Study material: Begin

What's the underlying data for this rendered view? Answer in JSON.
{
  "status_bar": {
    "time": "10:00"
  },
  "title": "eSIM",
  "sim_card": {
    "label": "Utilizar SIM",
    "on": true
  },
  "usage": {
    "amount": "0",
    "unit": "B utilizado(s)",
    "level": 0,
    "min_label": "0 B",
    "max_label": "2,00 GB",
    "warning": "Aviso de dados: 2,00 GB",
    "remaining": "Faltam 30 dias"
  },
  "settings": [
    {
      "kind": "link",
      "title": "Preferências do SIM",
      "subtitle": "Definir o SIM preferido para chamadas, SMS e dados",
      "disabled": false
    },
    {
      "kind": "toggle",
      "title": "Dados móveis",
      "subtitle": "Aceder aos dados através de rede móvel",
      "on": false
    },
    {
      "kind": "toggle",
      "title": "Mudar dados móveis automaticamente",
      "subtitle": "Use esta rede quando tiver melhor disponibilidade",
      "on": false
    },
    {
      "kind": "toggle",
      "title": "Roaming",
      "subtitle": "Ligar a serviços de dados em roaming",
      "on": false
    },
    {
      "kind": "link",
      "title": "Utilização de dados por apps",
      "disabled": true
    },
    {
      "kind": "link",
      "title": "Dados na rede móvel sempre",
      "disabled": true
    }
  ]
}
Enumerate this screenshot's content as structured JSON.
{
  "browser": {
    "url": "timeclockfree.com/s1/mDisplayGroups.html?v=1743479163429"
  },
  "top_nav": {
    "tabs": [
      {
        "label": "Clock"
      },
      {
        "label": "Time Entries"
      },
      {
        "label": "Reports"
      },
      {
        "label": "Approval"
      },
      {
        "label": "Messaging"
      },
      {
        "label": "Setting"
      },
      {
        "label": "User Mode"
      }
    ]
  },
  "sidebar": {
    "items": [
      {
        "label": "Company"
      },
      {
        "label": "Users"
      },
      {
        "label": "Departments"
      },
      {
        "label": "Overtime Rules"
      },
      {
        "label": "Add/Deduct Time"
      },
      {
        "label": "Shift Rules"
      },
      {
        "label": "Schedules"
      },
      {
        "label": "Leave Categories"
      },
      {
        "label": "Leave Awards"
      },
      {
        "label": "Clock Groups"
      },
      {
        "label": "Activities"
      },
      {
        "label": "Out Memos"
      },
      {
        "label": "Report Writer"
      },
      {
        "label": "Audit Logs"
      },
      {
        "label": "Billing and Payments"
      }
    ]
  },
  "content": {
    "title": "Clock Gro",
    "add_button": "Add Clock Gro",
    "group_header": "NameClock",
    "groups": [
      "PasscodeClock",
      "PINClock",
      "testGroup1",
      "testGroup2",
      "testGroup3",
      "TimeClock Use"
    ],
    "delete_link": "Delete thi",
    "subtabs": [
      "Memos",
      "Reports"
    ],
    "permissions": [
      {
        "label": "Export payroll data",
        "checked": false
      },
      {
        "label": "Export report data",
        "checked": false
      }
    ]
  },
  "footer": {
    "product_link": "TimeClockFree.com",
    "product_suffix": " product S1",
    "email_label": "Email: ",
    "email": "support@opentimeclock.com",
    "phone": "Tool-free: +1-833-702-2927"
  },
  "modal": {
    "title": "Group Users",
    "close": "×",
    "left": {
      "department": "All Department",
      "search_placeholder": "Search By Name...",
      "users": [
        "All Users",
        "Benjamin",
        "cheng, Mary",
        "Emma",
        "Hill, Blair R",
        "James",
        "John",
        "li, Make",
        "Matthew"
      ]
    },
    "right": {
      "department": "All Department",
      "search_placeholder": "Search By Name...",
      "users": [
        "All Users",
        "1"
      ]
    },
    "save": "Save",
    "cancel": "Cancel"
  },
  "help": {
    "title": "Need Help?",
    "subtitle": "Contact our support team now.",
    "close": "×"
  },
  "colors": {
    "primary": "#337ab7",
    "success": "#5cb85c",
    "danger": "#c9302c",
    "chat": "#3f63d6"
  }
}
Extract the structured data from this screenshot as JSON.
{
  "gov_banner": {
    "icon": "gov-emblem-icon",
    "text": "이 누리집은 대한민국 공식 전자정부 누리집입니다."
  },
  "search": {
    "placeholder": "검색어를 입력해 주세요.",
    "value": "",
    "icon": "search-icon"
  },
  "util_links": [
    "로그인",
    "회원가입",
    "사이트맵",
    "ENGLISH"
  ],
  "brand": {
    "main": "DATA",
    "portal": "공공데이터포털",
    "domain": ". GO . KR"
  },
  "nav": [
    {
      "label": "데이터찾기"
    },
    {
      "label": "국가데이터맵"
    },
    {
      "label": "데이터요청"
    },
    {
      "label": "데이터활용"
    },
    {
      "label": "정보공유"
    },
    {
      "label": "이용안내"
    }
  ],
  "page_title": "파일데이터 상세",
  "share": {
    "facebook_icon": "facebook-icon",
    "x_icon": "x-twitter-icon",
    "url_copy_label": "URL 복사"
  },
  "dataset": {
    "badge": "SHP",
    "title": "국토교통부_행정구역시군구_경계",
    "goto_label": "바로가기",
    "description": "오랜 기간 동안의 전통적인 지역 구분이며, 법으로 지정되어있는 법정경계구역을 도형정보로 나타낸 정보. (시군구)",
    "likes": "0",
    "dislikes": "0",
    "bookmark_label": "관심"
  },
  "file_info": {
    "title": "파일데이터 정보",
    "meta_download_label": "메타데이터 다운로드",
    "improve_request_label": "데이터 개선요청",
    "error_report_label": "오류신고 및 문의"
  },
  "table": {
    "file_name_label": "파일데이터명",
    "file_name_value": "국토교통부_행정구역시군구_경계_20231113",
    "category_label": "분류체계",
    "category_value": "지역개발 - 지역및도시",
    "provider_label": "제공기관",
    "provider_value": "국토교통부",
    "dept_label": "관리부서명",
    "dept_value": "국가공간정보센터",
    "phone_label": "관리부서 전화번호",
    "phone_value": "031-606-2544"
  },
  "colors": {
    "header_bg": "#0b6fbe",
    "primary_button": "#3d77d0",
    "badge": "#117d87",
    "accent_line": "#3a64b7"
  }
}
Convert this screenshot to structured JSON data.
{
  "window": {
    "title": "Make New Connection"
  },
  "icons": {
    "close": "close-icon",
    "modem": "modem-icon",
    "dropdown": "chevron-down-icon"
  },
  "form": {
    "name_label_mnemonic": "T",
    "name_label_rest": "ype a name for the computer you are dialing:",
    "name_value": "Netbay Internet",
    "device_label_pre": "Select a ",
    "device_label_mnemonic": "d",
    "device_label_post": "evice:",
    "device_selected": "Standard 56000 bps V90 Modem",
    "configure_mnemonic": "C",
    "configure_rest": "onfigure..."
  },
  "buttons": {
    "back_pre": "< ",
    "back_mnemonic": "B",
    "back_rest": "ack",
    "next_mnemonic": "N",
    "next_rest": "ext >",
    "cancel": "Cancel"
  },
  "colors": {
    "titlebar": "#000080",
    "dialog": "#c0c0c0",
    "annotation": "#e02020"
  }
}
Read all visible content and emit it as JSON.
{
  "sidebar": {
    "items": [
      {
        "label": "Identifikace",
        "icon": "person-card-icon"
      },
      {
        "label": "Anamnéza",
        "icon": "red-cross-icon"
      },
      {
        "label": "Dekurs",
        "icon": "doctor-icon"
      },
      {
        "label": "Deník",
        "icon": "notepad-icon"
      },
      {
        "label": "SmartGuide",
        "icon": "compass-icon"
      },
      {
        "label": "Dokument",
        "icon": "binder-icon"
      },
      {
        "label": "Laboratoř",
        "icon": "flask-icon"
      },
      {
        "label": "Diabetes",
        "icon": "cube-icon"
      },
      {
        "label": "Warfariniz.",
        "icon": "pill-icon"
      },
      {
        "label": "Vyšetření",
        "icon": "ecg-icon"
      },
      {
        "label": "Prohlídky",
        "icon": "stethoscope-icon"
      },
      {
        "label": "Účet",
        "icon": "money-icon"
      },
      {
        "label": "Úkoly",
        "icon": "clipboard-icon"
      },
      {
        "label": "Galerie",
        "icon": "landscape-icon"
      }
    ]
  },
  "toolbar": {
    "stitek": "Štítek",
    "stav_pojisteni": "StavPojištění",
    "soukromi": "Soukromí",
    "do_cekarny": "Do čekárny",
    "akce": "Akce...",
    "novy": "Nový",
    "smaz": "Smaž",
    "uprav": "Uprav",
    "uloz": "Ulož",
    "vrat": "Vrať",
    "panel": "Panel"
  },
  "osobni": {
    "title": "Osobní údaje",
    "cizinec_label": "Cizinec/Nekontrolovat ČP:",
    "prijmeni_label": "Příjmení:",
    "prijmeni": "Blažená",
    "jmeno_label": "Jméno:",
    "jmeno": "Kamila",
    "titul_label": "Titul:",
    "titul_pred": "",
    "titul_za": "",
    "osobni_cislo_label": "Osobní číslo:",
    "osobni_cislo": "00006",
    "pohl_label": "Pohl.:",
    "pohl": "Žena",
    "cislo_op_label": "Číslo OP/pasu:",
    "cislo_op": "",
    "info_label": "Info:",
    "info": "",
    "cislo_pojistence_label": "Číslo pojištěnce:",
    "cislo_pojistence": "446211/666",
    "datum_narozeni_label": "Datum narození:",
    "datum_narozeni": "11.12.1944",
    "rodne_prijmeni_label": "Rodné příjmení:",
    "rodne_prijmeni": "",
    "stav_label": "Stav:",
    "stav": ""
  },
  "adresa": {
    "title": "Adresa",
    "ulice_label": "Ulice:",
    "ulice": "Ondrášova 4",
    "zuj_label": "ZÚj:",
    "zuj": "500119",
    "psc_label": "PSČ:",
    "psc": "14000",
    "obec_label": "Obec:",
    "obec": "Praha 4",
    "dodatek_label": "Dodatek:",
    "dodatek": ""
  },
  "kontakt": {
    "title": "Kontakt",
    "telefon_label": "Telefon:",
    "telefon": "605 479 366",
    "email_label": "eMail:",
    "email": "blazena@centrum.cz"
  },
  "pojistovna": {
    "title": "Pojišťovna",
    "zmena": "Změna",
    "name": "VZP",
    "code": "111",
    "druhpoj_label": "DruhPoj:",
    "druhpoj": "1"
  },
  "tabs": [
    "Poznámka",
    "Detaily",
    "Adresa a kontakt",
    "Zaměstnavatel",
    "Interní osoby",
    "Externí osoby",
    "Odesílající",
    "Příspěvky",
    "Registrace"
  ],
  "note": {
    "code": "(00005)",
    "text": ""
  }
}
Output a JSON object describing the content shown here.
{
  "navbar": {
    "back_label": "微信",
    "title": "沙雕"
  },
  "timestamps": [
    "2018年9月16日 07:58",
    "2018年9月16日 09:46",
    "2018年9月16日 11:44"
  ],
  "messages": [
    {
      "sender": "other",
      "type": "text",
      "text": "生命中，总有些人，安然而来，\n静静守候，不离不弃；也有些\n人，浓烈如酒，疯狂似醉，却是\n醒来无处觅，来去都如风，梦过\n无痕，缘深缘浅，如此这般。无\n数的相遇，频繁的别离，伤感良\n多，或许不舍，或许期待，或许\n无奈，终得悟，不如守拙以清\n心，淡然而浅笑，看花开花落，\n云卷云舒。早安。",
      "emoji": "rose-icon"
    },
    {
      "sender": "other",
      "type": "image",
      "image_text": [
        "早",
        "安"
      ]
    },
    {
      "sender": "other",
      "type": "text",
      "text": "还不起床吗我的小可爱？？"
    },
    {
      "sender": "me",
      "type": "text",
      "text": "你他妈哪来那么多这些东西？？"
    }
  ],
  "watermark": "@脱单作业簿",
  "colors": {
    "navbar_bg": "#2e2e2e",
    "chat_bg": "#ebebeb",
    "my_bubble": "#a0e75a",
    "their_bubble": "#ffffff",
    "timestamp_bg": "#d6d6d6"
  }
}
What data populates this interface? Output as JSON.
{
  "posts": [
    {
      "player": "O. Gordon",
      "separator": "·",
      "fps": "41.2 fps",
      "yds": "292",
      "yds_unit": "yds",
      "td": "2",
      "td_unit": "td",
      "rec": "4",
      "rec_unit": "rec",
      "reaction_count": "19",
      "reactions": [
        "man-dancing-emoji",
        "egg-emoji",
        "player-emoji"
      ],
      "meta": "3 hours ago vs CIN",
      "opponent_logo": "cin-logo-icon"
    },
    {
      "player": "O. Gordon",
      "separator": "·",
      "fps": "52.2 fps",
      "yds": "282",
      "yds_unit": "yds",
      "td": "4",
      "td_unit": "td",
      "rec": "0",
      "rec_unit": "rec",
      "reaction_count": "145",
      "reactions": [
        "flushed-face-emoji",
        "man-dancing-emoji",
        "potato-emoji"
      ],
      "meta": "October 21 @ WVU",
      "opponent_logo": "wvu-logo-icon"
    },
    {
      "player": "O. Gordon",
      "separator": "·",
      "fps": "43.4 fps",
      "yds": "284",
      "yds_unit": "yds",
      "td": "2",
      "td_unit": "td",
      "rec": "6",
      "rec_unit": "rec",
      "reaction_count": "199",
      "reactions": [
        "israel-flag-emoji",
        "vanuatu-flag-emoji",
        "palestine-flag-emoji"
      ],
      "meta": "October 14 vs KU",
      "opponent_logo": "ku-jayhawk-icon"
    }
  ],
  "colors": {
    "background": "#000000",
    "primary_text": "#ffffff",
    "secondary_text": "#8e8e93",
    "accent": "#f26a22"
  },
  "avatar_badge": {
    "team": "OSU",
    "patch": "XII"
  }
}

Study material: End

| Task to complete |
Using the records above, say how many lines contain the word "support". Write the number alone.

| Written answer |
2